Make the methods as independent as they can be, yet closely tied to the objects that objects that use them. Break up your objects if they get too big, or have too many dependencies on other unrelated objects.
Configuration scattered within the code - This is a basic design flaw that is shown frequently in the wild. The most common one is keeping the database credentials in a database class. This can be a disaster when it gets out of control.
Keep all configurable data (anything anyone can change) at a very high level in a centralized location. This is one of the reasons you see huge config.php or similar files. By having them all in one place you make changes simple and easy. By scattering your data through multiple files and locations you end up creating more time (and technical debt) for the next programmer.
Immobile code - Everyone has seen this one. Classes or methods that are marked “don’t touch” are bad and a sign of a much larger problem. If you have something that cannot be modified without taking down the whole system, you’ve found your weakest link. Fix it immediately.
These are just a few of the basic code smells you’ll see. There are far more out there but these are pretty high level and common.
Where do code smells come from?
As I stated earlier, it’s not always programmer ignorance that causes code smells. It usually comes from a rushed design and a disregard for technical debt. They’re created by a programmer who knows better but wants to just “get the job done”. This is a false approach for many reasons.
Technical debt is simply the term for the amount of future work you create when you try to save time up front. You have two choices:
Do it the right way - Use best practices and develop a design that is the best of your ability and something you know can scale and grow appropriately. This is your boss’ least favorite method because it takes longer.
Do it the fast way - Ignore crucial design decisions that will take too much time to implement. Create a “hacked together” design that you keep as clean as you can, but you know it’s not right. You convince yourself you can always come back later and fix it. This is your boss’ favorite way because it takes much less time.
The problem with the second approach is very simple:
The time you save up front making a bad design will come back to haunt you exponentially during maintenance.
No matter how good you are or how much you think you can break this rule, it will always prove itself true.
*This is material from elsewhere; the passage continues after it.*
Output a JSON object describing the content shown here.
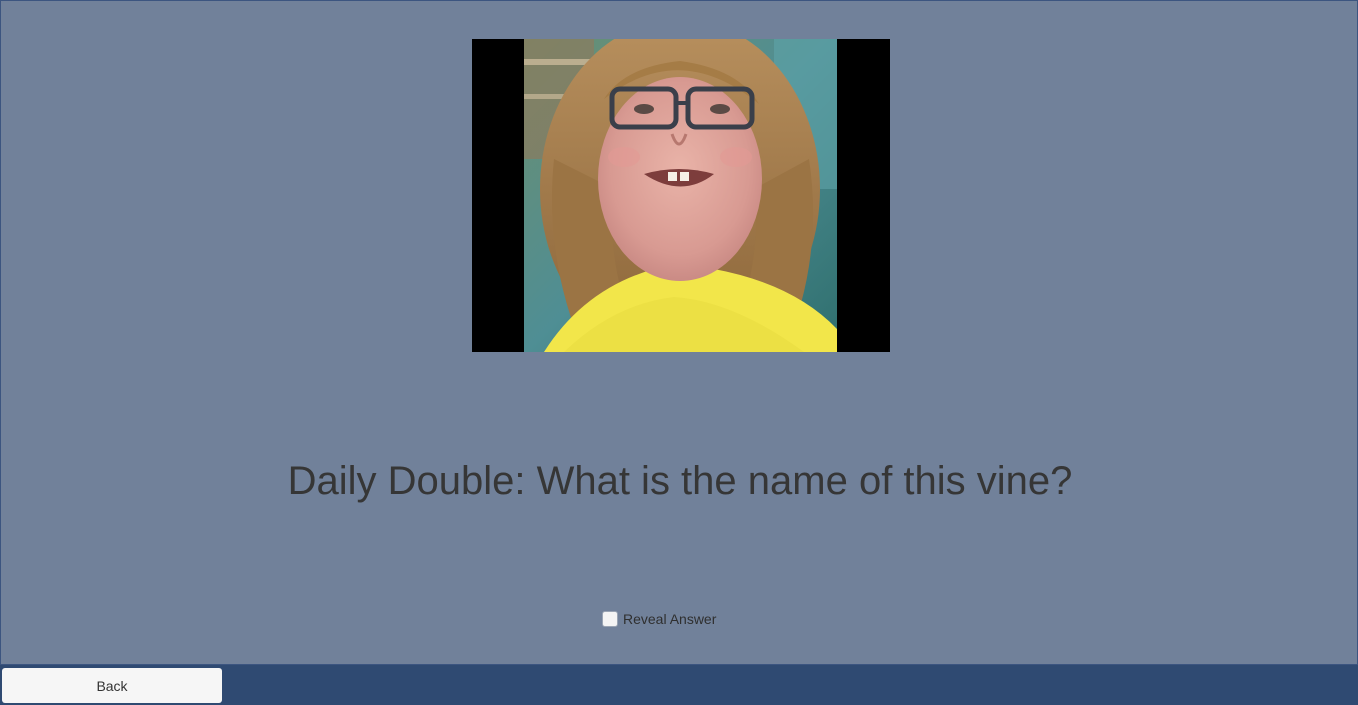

You need to educate your boss on the studies done on this, because he/she will not be very happy when maintenance takes considerably more time for “simple fixes”.
I hope I’ve outlined what code smells are and some of the common ones you’ll see. The message I really want to get across here is do it right the first time. If you don’t know how to do it right, stop “winging it” and start learning more about software design.
Software development is heavily dependent on time. Given enough time developers can make solid gold perfect software, but by the time it’s finished it’s no longer needed or the company is questioning where all their money is going to. It’s a constant battle.
Take a little more time up front to save loads of time in the future, and you’ll see many of these code smells start to go away.